Information provided:
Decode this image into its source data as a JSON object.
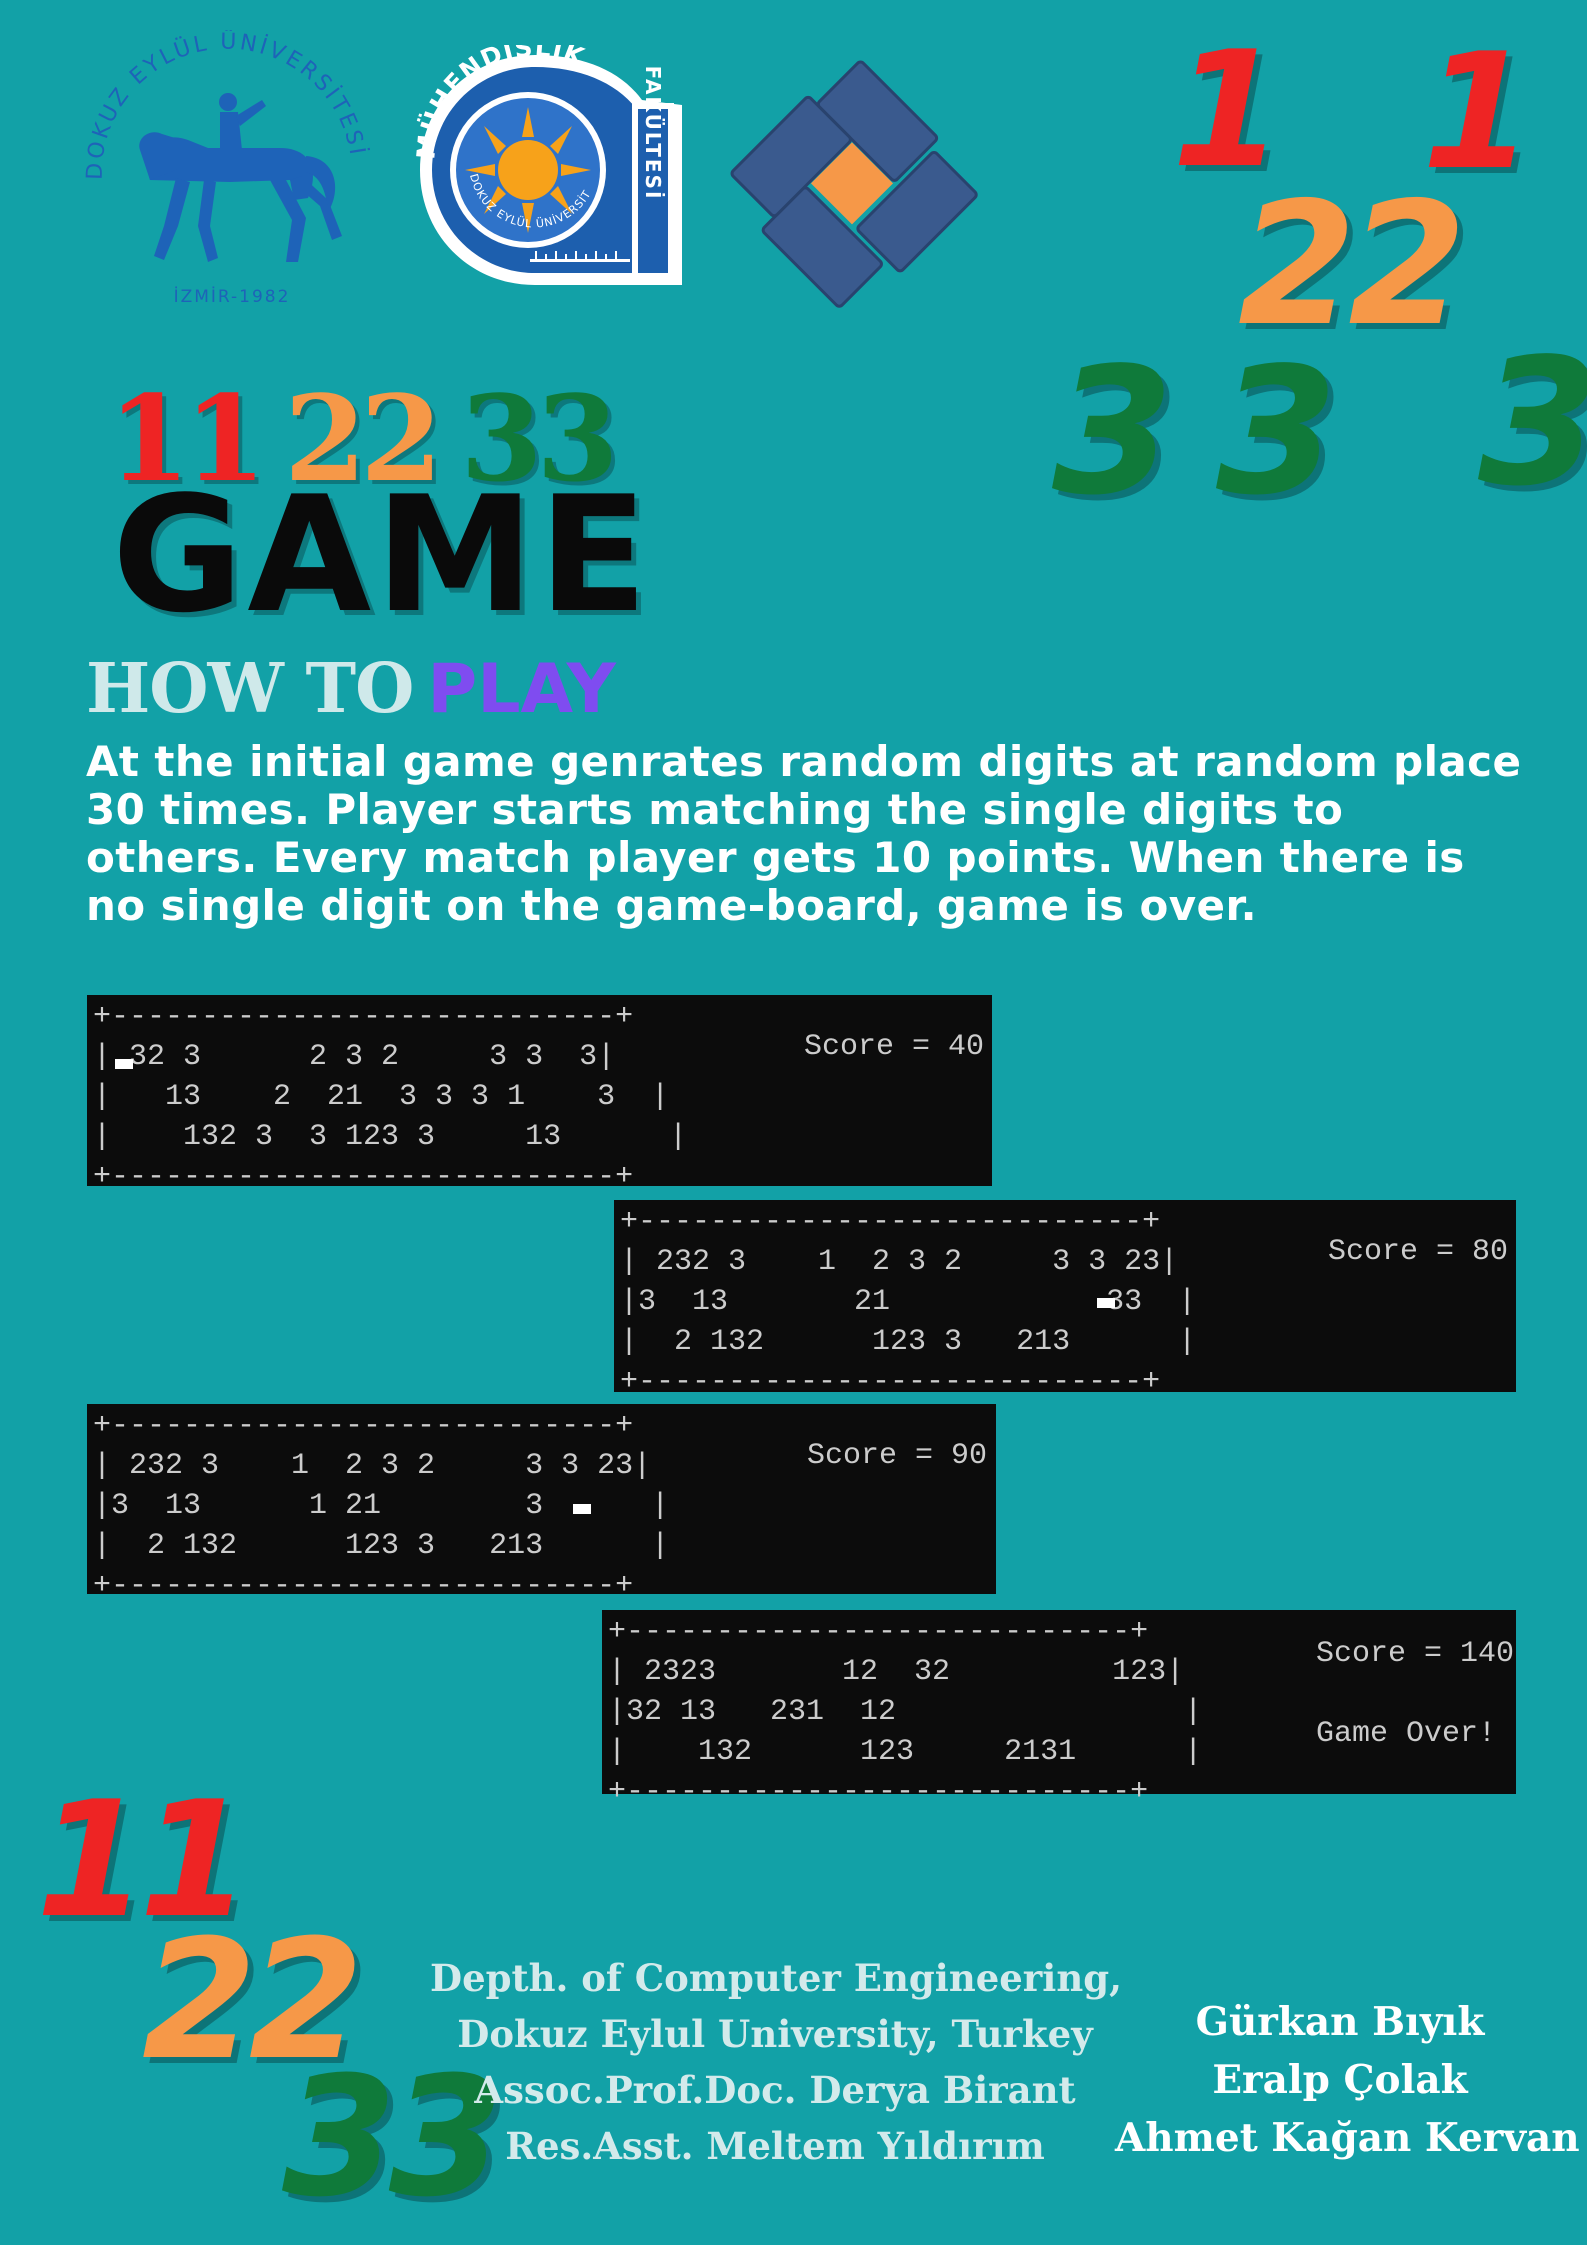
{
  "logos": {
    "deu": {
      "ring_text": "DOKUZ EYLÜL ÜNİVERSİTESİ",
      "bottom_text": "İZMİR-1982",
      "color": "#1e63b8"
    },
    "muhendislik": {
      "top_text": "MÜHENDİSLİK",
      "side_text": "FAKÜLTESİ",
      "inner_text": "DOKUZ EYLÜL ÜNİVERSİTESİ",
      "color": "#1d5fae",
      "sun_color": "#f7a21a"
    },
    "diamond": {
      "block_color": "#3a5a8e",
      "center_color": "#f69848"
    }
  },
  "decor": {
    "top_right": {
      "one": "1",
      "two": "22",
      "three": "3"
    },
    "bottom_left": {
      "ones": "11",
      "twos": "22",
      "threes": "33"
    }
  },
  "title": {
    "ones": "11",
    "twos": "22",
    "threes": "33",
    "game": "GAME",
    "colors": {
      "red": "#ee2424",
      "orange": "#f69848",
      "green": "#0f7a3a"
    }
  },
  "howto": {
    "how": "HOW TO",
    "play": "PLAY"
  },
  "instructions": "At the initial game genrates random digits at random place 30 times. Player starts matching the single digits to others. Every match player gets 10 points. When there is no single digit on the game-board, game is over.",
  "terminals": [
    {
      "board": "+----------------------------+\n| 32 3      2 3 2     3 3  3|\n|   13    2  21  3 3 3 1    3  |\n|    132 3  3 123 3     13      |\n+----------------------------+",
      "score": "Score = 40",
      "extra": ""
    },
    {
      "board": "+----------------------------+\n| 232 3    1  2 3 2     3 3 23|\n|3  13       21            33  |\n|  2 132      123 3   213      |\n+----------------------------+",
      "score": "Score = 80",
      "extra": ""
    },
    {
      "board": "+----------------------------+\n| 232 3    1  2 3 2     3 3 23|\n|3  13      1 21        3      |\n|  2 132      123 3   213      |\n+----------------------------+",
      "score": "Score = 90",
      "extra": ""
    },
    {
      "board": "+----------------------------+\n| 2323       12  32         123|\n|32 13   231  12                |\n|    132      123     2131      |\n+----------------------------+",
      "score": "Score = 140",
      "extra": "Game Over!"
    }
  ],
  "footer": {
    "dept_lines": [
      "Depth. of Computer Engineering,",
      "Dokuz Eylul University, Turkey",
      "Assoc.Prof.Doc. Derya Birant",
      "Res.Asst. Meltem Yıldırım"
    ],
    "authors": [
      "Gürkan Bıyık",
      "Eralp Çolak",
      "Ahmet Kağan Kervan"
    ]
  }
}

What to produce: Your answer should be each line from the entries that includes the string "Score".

Answer section:
      "score": "Score = 40",
      "score": "Score = 80",
      "score": "Score = 90",
      "score": "Score = 140",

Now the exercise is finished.